» EXERCISE BRIEF
Restate the data below word for word, omitting pictures.

START DATA UNDER STUDY

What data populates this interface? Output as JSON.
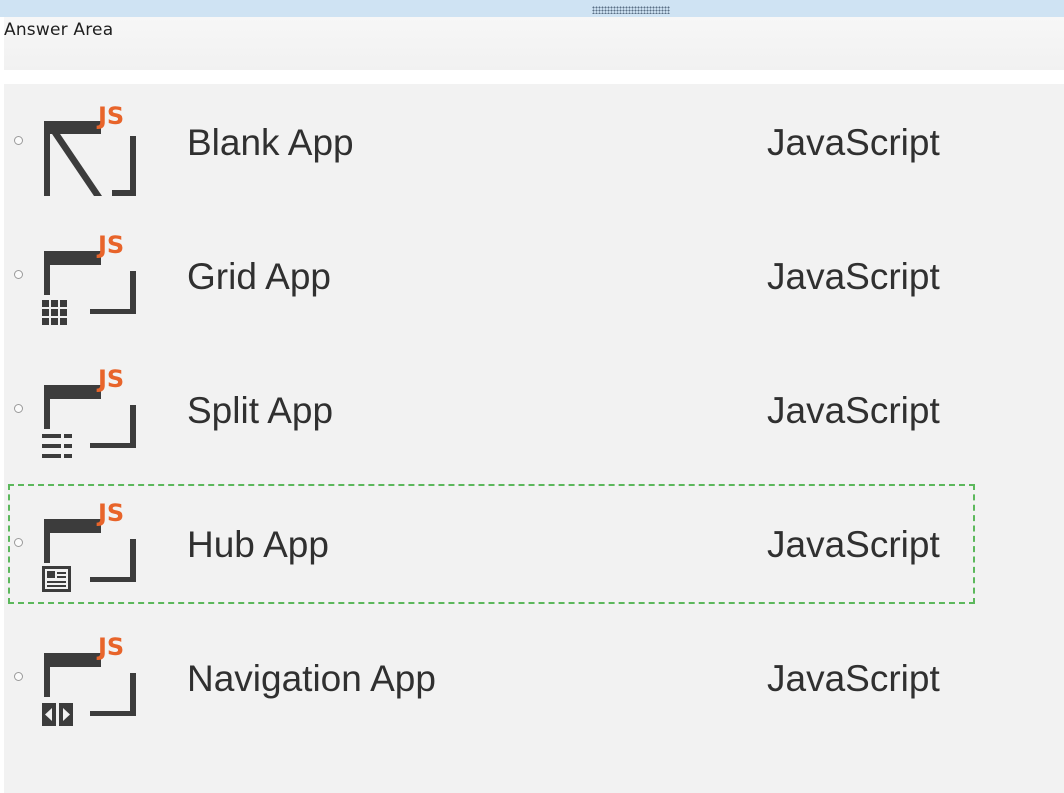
{
  "answer_area": {
    "title": "Answer Area"
  },
  "options": [
    {
      "name": "Blank App",
      "language": "JavaScript",
      "icon": "blank-app-template-icon",
      "badge": "JS"
    },
    {
      "name": "Grid App",
      "language": "JavaScript",
      "icon": "grid-app-template-icon",
      "badge": "JS"
    },
    {
      "name": "Split App",
      "language": "JavaScript",
      "icon": "split-app-template-icon",
      "badge": "JS"
    },
    {
      "name": "Hub App",
      "language": "JavaScript",
      "icon": "hub-app-template-icon",
      "badge": "JS"
    },
    {
      "name": "Navigation App",
      "language": "JavaScript",
      "icon": "navigation-app-template-icon",
      "badge": "JS"
    }
  ],
  "colors": {
    "top_bar": "#cfe3f3",
    "panel_background": "#f2f2f2",
    "js_badge": "#e8642a",
    "icon_dark": "#3c3c3c",
    "highlight_dash": "#5cb85c",
    "text": "#303030"
  }
}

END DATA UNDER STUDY

» EXERCISE SOLUTION
What data populates this interface? Output as JSON.
{
  "answer_area": {
    "title": "Answer Area"
  },
  "options": [
    {
      "name": "Blank App",
      "language": "JavaScript",
      "icon": "blank-app-template-icon",
      "badge": "JS"
    },
    {
      "name": "Grid App",
      "language": "JavaScript",
      "icon": "grid-app-template-icon",
      "badge": "JS"
    },
    {
      "name": "Split App",
      "language": "JavaScript",
      "icon": "split-app-template-icon",
      "badge": "JS"
    },
    {
      "name": "Hub App",
      "language": "JavaScript",
      "icon": "hub-app-template-icon",
      "badge": "JS"
    },
    {
      "name": "Navigation App",
      "language": "JavaScript",
      "icon": "navigation-app-template-icon",
      "badge": "JS"
    }
  ],
  "colors": {
    "top_bar": "#cfe3f3",
    "panel_background": "#f2f2f2",
    "js_badge": "#e8642a",
    "icon_dark": "#3c3c3c",
    "highlight_dash": "#5cb85c",
    "text": "#303030"
  }
}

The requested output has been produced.